Software frequently needs updates to keep it safe from cyberattacks.
But when vendors release patches for open-source software, they may not explicitly notify users if those updates contain important security patches, says Kun Sun, an associate professor in the Department of Information Sciences and Technology (IST) and associate director of the Center for Secure Information Systems.
They don’t share that information, because they may not want the users to know their software has security problems, which may damage their reputation, he says.
But if users delay the software update, it could lead to a cyberattack on the system. “Attackers can use the code changes from the patch or the difference between two versions and launch attacks on unpatched software or old software versions,” he says.
Sun and other Mason Engineering cybersecurity researchers are creating a tool that would identify security patches in updates for open-source software. This is especially important for the armed services.
“The military uses a lot of open-source software, and they want to know if there are certain security problems that they need to patch immediately,” he says.
“We are developing a machine-learning-based defense system and implementing a toolkit to automatically identify secret security patches on open source software,” he says. “We want to tell users which updates contain security patches that they need to fix immediately,” he says.
Sun and his colleagues are working on the research with a $699,844 award from the U.S. Army Research Lab.
The Mason research team is finishing the first year of the three-year project. Several major defense contractors are interested in the tool, Sun says.

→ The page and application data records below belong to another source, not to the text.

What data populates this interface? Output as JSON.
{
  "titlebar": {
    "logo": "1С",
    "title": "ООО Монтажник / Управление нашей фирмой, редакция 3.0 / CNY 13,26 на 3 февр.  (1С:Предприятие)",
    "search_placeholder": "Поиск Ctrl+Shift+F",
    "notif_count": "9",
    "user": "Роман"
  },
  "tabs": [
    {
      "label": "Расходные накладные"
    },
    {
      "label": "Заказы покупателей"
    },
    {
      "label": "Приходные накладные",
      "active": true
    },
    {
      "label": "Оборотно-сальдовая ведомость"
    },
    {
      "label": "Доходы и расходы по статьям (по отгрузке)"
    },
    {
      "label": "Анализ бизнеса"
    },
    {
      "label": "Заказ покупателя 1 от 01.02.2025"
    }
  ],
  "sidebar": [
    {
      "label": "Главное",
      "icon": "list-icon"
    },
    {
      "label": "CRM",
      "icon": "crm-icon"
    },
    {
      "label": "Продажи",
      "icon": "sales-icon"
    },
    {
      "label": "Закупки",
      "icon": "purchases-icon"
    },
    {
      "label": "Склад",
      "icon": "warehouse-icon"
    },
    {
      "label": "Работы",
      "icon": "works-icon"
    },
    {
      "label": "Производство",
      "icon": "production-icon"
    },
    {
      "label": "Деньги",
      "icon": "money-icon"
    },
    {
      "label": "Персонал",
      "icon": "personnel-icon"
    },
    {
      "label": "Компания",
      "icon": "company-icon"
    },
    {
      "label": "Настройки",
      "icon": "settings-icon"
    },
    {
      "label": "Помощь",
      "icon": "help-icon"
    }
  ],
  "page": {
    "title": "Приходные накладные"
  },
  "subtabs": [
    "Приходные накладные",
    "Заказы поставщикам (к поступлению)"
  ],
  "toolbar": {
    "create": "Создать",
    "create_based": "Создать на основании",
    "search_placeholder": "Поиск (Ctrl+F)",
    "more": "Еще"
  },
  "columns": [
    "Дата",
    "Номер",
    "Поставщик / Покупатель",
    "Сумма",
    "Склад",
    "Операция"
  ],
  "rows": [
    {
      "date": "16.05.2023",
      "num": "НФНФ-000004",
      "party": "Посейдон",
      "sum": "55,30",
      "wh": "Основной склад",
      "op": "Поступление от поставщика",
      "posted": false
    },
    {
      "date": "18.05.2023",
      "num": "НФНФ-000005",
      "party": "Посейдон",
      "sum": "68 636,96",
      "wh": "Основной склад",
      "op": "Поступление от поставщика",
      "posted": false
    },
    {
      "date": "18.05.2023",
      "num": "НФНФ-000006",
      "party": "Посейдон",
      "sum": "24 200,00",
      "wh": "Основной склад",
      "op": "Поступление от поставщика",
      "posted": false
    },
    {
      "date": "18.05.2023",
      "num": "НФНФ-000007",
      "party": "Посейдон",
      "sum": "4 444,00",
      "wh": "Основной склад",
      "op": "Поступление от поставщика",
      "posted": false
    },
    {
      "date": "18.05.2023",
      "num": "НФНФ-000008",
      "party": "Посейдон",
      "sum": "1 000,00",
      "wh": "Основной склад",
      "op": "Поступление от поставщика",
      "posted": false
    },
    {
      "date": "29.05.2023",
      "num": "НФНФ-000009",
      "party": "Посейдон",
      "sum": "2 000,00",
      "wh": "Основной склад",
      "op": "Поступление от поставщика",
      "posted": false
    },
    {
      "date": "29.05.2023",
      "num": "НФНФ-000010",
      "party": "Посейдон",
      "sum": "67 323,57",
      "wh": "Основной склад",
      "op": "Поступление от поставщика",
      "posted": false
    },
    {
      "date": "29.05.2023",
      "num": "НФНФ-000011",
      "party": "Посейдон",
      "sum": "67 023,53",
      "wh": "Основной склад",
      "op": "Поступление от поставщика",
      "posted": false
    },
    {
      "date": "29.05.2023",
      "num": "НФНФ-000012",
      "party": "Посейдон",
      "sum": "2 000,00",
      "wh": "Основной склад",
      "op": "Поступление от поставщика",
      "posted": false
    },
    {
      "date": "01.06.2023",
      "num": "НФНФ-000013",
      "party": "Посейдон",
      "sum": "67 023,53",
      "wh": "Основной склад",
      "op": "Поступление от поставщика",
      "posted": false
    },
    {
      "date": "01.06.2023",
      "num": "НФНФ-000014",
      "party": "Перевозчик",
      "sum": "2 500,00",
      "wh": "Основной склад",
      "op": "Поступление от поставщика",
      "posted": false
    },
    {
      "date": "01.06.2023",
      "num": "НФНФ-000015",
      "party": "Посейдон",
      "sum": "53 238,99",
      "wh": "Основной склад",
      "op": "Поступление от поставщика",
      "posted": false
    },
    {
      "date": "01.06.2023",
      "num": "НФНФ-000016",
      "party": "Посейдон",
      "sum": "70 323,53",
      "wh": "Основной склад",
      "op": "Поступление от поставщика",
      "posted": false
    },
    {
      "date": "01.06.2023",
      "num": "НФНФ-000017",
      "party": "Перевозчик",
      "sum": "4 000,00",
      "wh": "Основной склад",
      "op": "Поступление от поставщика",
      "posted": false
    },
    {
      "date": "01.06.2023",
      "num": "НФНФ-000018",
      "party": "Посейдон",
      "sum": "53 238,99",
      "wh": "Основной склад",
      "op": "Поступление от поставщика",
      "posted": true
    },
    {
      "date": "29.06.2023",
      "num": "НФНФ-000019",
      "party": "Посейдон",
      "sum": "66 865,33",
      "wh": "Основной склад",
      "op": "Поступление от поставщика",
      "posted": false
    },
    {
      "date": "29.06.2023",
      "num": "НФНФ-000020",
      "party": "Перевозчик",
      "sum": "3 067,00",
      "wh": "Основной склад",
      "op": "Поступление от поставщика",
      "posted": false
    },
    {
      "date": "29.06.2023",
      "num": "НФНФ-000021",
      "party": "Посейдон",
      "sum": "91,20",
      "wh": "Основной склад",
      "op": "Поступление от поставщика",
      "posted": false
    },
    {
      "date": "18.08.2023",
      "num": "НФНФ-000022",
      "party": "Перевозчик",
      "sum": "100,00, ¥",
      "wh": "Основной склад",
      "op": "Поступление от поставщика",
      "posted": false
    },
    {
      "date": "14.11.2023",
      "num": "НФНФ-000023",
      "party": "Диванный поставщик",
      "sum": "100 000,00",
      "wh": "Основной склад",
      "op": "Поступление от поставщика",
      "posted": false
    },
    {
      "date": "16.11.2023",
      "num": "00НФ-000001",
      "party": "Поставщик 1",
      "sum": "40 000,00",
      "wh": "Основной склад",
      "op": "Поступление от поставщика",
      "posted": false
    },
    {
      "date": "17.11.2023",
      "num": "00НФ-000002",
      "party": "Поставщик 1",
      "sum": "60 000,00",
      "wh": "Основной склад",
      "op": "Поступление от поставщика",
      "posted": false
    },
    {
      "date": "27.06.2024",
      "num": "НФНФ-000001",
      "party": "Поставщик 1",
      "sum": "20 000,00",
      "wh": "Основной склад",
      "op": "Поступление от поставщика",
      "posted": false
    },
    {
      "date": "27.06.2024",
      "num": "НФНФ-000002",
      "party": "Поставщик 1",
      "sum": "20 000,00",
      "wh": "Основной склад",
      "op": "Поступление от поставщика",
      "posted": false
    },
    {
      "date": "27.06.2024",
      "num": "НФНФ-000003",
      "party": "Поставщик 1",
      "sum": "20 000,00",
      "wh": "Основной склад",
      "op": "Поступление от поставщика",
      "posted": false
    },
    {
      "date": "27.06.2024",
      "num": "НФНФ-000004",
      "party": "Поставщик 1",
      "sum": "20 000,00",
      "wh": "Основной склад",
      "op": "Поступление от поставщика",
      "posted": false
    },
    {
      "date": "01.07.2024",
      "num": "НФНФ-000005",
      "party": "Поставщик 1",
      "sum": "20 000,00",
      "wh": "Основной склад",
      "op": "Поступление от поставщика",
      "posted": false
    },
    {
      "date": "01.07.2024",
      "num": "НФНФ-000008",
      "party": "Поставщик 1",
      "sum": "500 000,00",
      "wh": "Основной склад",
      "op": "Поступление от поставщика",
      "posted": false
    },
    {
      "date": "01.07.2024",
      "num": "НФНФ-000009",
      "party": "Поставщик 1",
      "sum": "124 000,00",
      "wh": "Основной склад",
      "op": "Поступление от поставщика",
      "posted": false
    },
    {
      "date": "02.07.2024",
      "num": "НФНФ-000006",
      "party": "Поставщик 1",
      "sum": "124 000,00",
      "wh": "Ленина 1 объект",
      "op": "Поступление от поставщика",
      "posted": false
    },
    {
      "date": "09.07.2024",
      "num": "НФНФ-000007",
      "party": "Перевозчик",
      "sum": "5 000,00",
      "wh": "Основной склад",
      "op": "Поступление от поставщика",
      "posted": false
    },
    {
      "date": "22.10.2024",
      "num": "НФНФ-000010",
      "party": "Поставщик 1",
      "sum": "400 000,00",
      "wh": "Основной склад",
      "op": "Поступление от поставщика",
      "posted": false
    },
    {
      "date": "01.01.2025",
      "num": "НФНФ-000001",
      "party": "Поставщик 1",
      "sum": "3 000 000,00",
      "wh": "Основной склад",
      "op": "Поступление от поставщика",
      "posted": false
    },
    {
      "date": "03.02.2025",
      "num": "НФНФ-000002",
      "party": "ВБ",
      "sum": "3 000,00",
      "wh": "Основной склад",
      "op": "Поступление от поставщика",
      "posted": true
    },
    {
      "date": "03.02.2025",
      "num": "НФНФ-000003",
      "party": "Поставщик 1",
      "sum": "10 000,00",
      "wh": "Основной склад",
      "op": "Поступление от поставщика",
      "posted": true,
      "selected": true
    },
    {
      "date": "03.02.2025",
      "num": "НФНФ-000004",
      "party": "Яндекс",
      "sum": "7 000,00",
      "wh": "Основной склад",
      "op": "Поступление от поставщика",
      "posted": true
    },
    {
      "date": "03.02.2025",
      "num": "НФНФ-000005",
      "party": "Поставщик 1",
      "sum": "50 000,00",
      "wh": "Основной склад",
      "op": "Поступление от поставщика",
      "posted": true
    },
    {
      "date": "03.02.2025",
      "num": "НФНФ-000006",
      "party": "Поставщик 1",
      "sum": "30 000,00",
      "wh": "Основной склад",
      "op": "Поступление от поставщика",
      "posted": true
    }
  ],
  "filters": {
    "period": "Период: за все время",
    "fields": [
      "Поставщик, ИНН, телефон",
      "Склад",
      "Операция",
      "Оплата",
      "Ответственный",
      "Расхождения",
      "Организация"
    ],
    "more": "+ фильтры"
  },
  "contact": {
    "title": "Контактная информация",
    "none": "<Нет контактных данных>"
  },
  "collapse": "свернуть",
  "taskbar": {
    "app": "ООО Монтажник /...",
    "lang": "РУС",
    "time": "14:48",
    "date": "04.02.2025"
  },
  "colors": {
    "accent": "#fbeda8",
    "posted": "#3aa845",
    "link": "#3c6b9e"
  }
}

Özlem Uzuner, IST chair, says, “the Mason cybersecurity team is at the forefront of their field, contributing both methods and practical applications that have wide applicability, for the military and beyond.”